● WHAT YOU HAVE TO DO:
Report each line of the records below that uses the word "JSON".

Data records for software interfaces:
____________________

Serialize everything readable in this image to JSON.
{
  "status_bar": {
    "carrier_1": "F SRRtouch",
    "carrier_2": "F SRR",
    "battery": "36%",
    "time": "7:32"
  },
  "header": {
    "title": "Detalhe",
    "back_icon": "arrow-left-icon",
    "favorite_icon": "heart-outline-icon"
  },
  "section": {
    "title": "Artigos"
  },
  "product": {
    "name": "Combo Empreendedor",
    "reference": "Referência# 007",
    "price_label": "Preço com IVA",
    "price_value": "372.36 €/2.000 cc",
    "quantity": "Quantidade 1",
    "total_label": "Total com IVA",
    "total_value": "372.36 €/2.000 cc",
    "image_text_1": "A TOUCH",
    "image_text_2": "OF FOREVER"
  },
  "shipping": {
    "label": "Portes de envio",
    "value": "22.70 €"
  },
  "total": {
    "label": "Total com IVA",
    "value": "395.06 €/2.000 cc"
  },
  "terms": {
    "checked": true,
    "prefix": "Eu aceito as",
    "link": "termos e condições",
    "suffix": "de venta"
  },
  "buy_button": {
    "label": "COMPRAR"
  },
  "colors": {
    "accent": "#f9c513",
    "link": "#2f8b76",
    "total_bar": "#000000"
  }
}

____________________

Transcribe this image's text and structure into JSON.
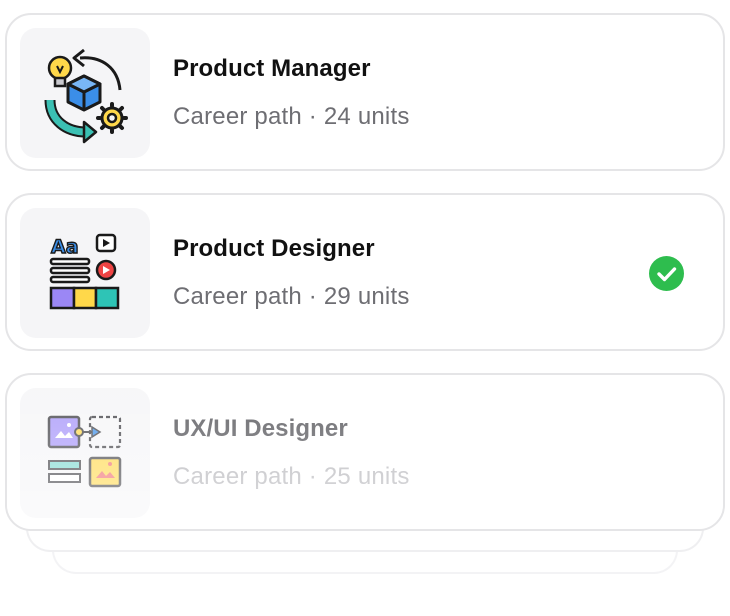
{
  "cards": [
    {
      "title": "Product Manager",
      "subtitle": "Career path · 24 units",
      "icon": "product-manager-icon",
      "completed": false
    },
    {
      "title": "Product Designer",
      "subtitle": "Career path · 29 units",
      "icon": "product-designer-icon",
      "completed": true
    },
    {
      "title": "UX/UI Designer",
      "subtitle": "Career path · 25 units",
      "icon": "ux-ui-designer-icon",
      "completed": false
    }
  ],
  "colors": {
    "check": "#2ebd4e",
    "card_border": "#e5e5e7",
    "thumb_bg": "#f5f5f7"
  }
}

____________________

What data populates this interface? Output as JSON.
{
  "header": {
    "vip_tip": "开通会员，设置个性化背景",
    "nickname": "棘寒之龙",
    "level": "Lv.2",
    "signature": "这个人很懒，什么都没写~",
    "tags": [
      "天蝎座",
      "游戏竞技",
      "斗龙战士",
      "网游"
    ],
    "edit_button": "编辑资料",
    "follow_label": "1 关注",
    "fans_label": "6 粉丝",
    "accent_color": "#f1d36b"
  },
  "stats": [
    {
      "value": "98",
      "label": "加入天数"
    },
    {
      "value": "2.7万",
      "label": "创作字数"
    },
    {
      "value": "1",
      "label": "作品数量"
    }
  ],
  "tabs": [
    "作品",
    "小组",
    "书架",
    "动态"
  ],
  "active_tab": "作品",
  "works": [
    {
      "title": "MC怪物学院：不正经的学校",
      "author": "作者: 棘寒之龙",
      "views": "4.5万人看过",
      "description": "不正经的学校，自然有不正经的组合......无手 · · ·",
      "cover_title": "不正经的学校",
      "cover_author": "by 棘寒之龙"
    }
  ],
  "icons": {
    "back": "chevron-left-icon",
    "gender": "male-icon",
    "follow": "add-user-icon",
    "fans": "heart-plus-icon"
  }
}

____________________

● REPLY:
Serialize everything readable in this image to JSON.
Transcribe this image's text and structure into JSON.
What data populates this interface? Output as JSON.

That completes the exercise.